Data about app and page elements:
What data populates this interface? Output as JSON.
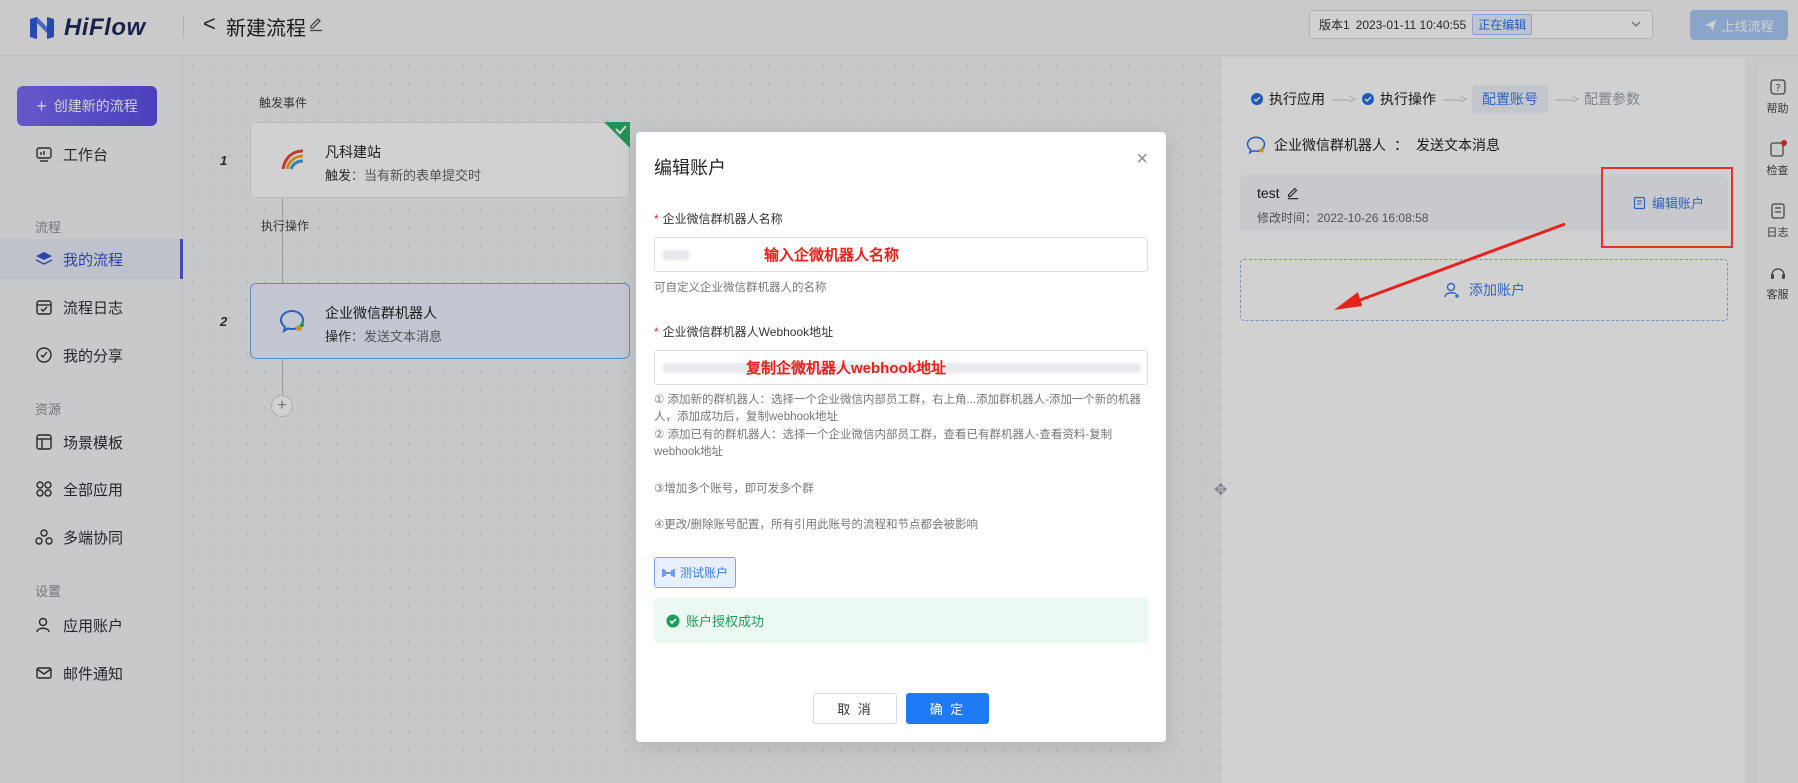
{
  "header": {
    "logo_text": "HiFlow",
    "back_glyph": "<",
    "flow_title": "新建流程",
    "version_label": "版本1",
    "version_time": "2023-01-11 10:40:55",
    "version_status": "正在编辑",
    "publish_label": "上线流程"
  },
  "sidebar": {
    "create_label": "创建新的流程",
    "items": [
      {
        "label": "工作台",
        "icon": "dashboard-icon"
      },
      {
        "label": "我的流程",
        "icon": "layers-icon",
        "active": true
      },
      {
        "label": "流程日志",
        "icon": "calendar-icon"
      },
      {
        "label": "我的分享",
        "icon": "share-icon"
      },
      {
        "label": "场景模板",
        "icon": "template-icon"
      },
      {
        "label": "全部应用",
        "icon": "apps-icon"
      },
      {
        "label": "多端协同",
        "icon": "collab-icon"
      },
      {
        "label": "应用账户",
        "icon": "user-icon"
      },
      {
        "label": "邮件通知",
        "icon": "mail-icon"
      }
    ],
    "sections": {
      "flow": "流程",
      "resource": "资源",
      "settings": "设置"
    }
  },
  "canvas": {
    "trigger_label": "触发事件",
    "action_label": "执行操作",
    "nodes": [
      {
        "num": "1",
        "title": "凡科建站",
        "sub_key": "触发",
        "sub_val": "当有新的表单提交时"
      },
      {
        "num": "2",
        "title": "企业微信群机器人",
        "sub_key": "操作",
        "sub_val": "发送文本消息"
      }
    ],
    "add_glyph": "+"
  },
  "right_panel": {
    "steps": [
      "执行应用",
      "执行操作",
      "配置账号",
      "配置参数"
    ],
    "step_arrow": "------>",
    "app_name": "企业微信群机器人",
    "app_sep": "：",
    "app_action": "发送文本消息",
    "account_name": "test",
    "account_time": "修改时间：2022-10-26 16:08:58",
    "edit_account": "编辑账户",
    "add_account": "添加账户"
  },
  "rail": {
    "items": [
      "帮助",
      "检查",
      "日志",
      "客服"
    ]
  },
  "modal": {
    "title": "编辑账户",
    "close": "×",
    "name_label": "企业微信群机器人名称",
    "name_overlay": "输入企微机器人名称",
    "name_hint": "可自定义企业微信群机器人的名称",
    "webhook_label": "企业微信群机器人Webhook地址",
    "webhook_overlay": "复制企微机器人webhook地址",
    "hint1": "① 添加新的群机器人：选择一个企业微信内部员工群，右上角...添加群机器人-添加一个新的机器人，添加成功后，复制webhook地址",
    "hint2": "② 添加已有的群机器人：选择一个企业微信内部员工群，查看已有群机器人-查看资料-复制webhook地址",
    "hint3": "③增加多个账号，即可发多个群",
    "hint4": "④更改/删除账号配置，所有引用此账号的流程和节点都会被影响",
    "test_label": "测试账户",
    "success_label": "账户授权成功",
    "cancel_label": "取 消",
    "ok_label": "确 定"
  },
  "colors": {
    "primary": "#1f7af5",
    "success": "#1c9d5a",
    "annotation": "#e3312d"
  }
}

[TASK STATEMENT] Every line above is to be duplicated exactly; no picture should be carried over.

[RESULT FOR THIS EXERCISE]
What data populates this interface? Output as JSON.
{
  "header": {
    "logo_text": "HiFlow",
    "back_glyph": "<",
    "flow_title": "新建流程",
    "version_label": "版本1",
    "version_time": "2023-01-11 10:40:55",
    "version_status": "正在编辑",
    "publish_label": "上线流程"
  },
  "sidebar": {
    "create_label": "创建新的流程",
    "items": [
      {
        "label": "工作台",
        "icon": "dashboard-icon"
      },
      {
        "label": "我的流程",
        "icon": "layers-icon",
        "active": true
      },
      {
        "label": "流程日志",
        "icon": "calendar-icon"
      },
      {
        "label": "我的分享",
        "icon": "share-icon"
      },
      {
        "label": "场景模板",
        "icon": "template-icon"
      },
      {
        "label": "全部应用",
        "icon": "apps-icon"
      },
      {
        "label": "多端协同",
        "icon": "collab-icon"
      },
      {
        "label": "应用账户",
        "icon": "user-icon"
      },
      {
        "label": "邮件通知",
        "icon": "mail-icon"
      }
    ],
    "sections": {
      "flow": "流程",
      "resource": "资源",
      "settings": "设置"
    }
  },
  "canvas": {
    "trigger_label": "触发事件",
    "action_label": "执行操作",
    "nodes": [
      {
        "num": "1",
        "title": "凡科建站",
        "sub_key": "触发",
        "sub_val": "当有新的表单提交时"
      },
      {
        "num": "2",
        "title": "企业微信群机器人",
        "sub_key": "操作",
        "sub_val": "发送文本消息"
      }
    ],
    "add_glyph": "+"
  },
  "right_panel": {
    "steps": [
      "执行应用",
      "执行操作",
      "配置账号",
      "配置参数"
    ],
    "step_arrow": "------>",
    "app_name": "企业微信群机器人",
    "app_sep": "：",
    "app_action": "发送文本消息",
    "account_name": "test",
    "account_time": "修改时间：2022-10-26 16:08:58",
    "edit_account": "编辑账户",
    "add_account": "添加账户"
  },
  "rail": {
    "items": [
      "帮助",
      "检查",
      "日志",
      "客服"
    ]
  },
  "modal": {
    "title": "编辑账户",
    "close": "×",
    "name_label": "企业微信群机器人名称",
    "name_overlay": "输入企微机器人名称",
    "name_hint": "可自定义企业微信群机器人的名称",
    "webhook_label": "企业微信群机器人Webhook地址",
    "webhook_overlay": "复制企微机器人webhook地址",
    "hint1": "① 添加新的群机器人：选择一个企业微信内部员工群，右上角...添加群机器人-添加一个新的机器人，添加成功后，复制webhook地址",
    "hint2": "② 添加已有的群机器人：选择一个企业微信内部员工群，查看已有群机器人-查看资料-复制webhook地址",
    "hint3": "③增加多个账号，即可发多个群",
    "hint4": "④更改/删除账号配置，所有引用此账号的流程和节点都会被影响",
    "test_label": "测试账户",
    "success_label": "账户授权成功",
    "cancel_label": "取 消",
    "ok_label": "确 定"
  },
  "colors": {
    "primary": "#1f7af5",
    "success": "#1c9d5a",
    "annotation": "#e3312d"
  }
}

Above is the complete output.